Kidney stones, also called renal calculi or nephrolithiasis, are aggregates of crystals that can form “stones” anywhere in the urinary tract. There are several different substances that can cause the problem, the commonest of which contain calcium. Many stones are small enough to pass through the urinary tract undetected, but if one is large enough to get stuck in one the ureters that connect the kidney to the bladder, that will cause real trouble. Passage of a kidney stone is said be one of the most painful things a person can endure. The pain may occur in the back toward one side over the kidney area, or even in the abdomen or groin, and it is often excruciating. Other symptoms may include blood in the urine, fever and vomiting. Unfortunately, recurrence is common.

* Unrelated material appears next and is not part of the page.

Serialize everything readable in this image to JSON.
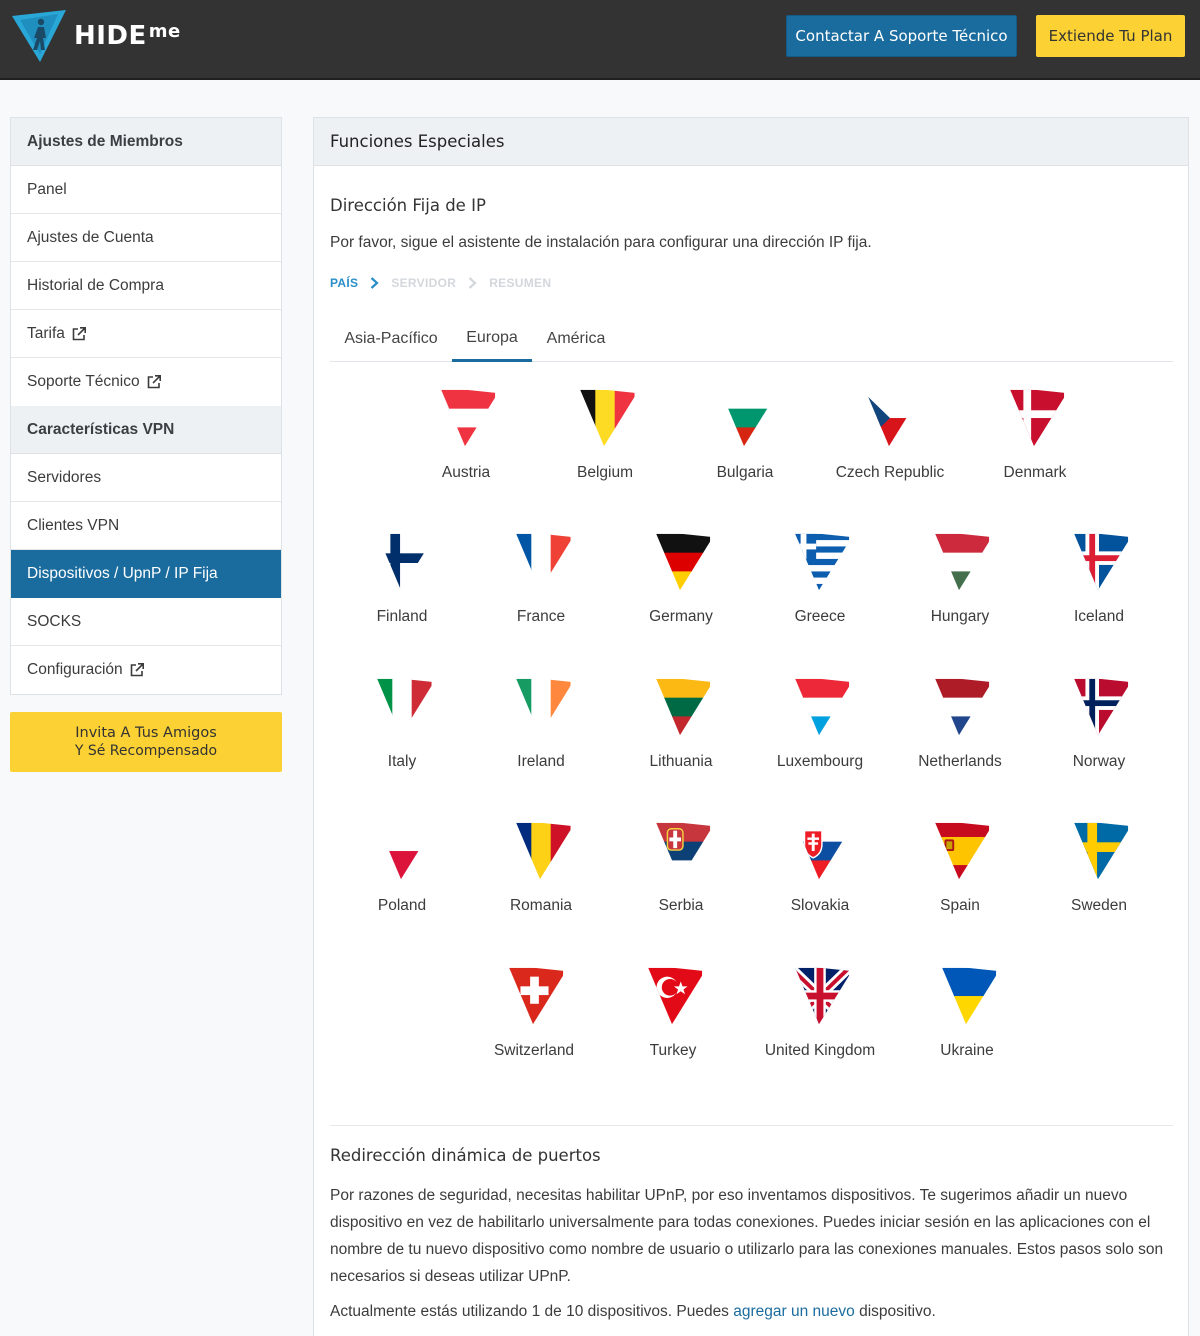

Treatment at first consists of pain medication and a large fluid intake, an attempt to wash out the stone. Drugs known as alpha-blockers may help to dilate the ureter. Failing that, a device called a lithrotripter may be used for what is called extracorporeal shock-wave lithotripsy. It is an external device that sends focused shock waves (actually sound waves) that pass harmlessly until they strike the stones causing them to break up and become small enough to pass painlessly in the urine. A more invasive procedure is sometimes necessary. Prevention depends on the composition of the stone which can be determined after its remnants pass, but daily ingestion of lots of fluids is the first recommendation. Prophylactic medications may for example includethiazides, potassium citrate or orthophosphate for calcium stones; allopurinol, potassium citrate or sodium bicarbonate.for uric acid stones. Diuretics (water pills) may also be used.